Data about app and page elements
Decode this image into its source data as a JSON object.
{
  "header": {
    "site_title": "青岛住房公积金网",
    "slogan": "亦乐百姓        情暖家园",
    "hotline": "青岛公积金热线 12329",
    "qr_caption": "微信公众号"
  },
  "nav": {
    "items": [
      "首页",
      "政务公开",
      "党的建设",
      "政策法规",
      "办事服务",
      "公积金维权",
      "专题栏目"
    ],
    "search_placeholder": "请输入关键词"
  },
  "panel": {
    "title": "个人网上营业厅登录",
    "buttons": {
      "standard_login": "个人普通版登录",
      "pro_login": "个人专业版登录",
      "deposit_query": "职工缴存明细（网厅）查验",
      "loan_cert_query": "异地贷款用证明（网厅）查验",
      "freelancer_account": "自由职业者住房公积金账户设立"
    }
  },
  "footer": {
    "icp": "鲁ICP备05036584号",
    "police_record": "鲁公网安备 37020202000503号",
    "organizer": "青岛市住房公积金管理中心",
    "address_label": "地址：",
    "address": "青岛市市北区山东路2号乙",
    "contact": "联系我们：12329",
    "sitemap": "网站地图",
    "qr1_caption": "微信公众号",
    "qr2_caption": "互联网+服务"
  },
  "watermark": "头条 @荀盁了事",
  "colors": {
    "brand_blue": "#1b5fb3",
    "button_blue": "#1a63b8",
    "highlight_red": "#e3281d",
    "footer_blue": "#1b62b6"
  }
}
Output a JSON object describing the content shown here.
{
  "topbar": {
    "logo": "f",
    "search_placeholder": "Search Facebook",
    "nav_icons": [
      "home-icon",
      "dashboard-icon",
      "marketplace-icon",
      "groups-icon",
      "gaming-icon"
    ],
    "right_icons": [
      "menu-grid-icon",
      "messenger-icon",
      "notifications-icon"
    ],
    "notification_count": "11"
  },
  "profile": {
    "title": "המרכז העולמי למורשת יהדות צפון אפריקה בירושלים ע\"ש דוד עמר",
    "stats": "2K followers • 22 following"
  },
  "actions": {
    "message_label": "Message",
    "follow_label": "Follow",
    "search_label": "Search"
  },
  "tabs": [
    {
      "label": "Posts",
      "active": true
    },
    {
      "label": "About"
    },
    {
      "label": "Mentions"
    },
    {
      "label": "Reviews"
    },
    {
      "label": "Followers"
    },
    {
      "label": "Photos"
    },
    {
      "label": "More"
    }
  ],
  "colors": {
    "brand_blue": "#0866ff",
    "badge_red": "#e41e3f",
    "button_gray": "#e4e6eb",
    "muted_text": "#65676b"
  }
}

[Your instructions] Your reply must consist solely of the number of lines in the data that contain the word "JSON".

[Reply to the exercise] 2